→ **Provided information**

^^^^^^^^

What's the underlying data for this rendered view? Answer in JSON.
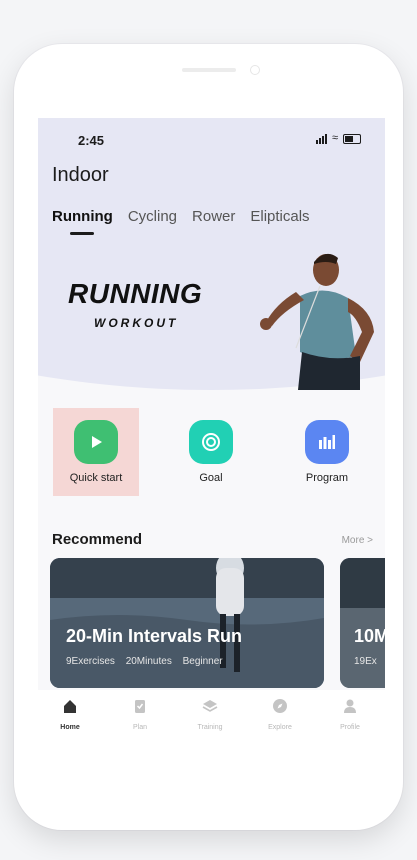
{
  "status": {
    "time": "2:45"
  },
  "header": {
    "title": "Indoor"
  },
  "tabs": [
    {
      "label": "Running",
      "active": true
    },
    {
      "label": "Cycling",
      "active": false
    },
    {
      "label": "Rower",
      "active": false
    },
    {
      "label": "Elipticals",
      "active": false
    }
  ],
  "banner": {
    "title": "RUNNING",
    "subtitle": "WORKOUT"
  },
  "actions": [
    {
      "label": "Quick start",
      "icon": "play-icon",
      "color": "#3fbf72",
      "highlighted": true
    },
    {
      "label": "Goal",
      "icon": "target-icon",
      "color": "#21d0b4"
    },
    {
      "label": "Program",
      "icon": "chart-icon",
      "color": "#5b86f2"
    }
  ],
  "recommend": {
    "title": "Recommend",
    "more": "More >",
    "cards": [
      {
        "title": "20-Min Intervals Run",
        "exercises": "9Exercises",
        "duration": "20Minutes",
        "level": "Beginner"
      },
      {
        "title": "10M",
        "exercises": "19Ex"
      }
    ]
  },
  "bottom_nav": [
    {
      "label": "Home",
      "icon": "home-icon",
      "active": true
    },
    {
      "label": "Plan",
      "icon": "clipboard-icon"
    },
    {
      "label": "Training",
      "icon": "layers-icon"
    },
    {
      "label": "Explore",
      "icon": "compass-icon"
    },
    {
      "label": "Profile",
      "icon": "person-icon"
    }
  ]
}
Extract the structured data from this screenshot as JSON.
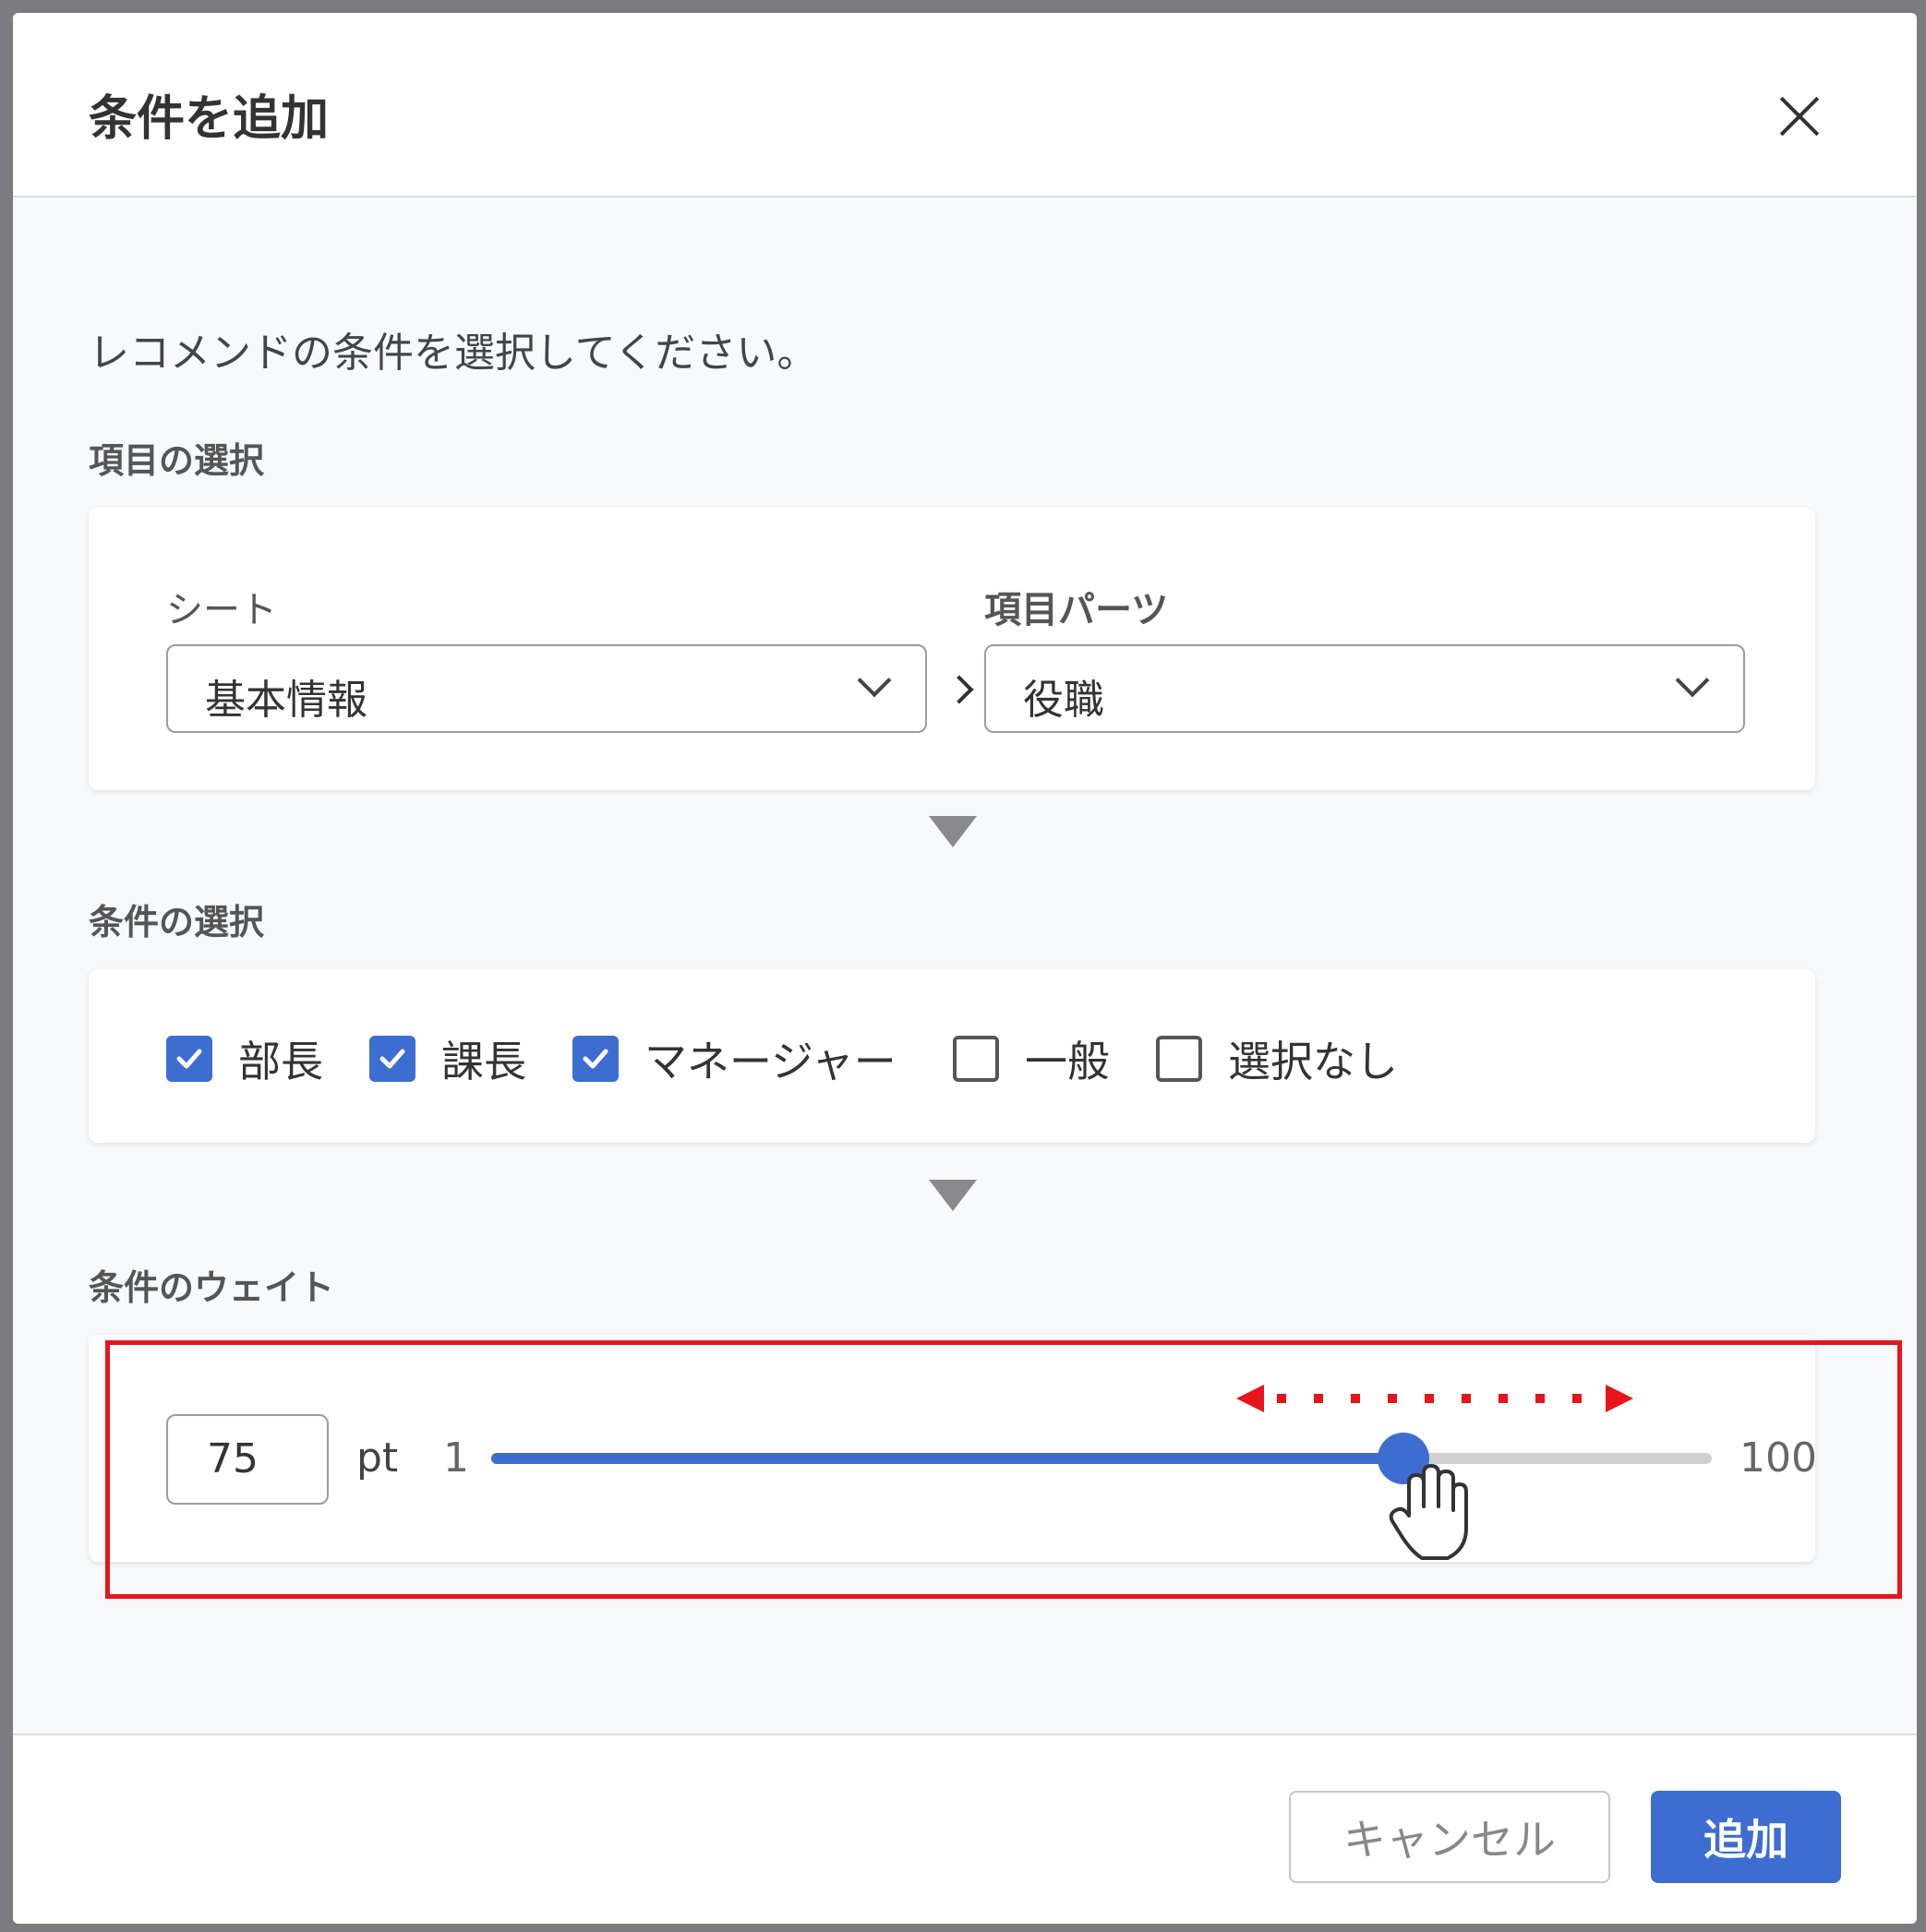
{
  "dialog": {
    "title": "条件を追加",
    "description": "レコメンドの条件を選択してください。"
  },
  "item_selection": {
    "section_label": "項目の選択",
    "sheet_label": "シート",
    "sheet_value": "基本情報",
    "part_label": "項目パーツ",
    "part_value": "役職"
  },
  "condition_selection": {
    "section_label": "条件の選択",
    "options": [
      {
        "label": "部長",
        "checked": true
      },
      {
        "label": "課長",
        "checked": true
      },
      {
        "label": "マネージャー",
        "checked": true
      },
      {
        "label": "一般",
        "checked": false
      },
      {
        "label": "選択なし",
        "checked": false
      }
    ]
  },
  "weight": {
    "section_label": "条件のウェイト",
    "value": "75",
    "unit": "pt",
    "min": "1",
    "max": "100"
  },
  "footer": {
    "cancel_label": "キャンセル",
    "add_label": "追加"
  },
  "colors": {
    "accent": "#3e6dd2",
    "highlight": "#e8141b"
  }
}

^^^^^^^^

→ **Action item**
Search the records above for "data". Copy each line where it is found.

→ **Result**
What's the underlying data for this rendered view? Answer in JSON.
Extract the structured data from this screenshot as JSON.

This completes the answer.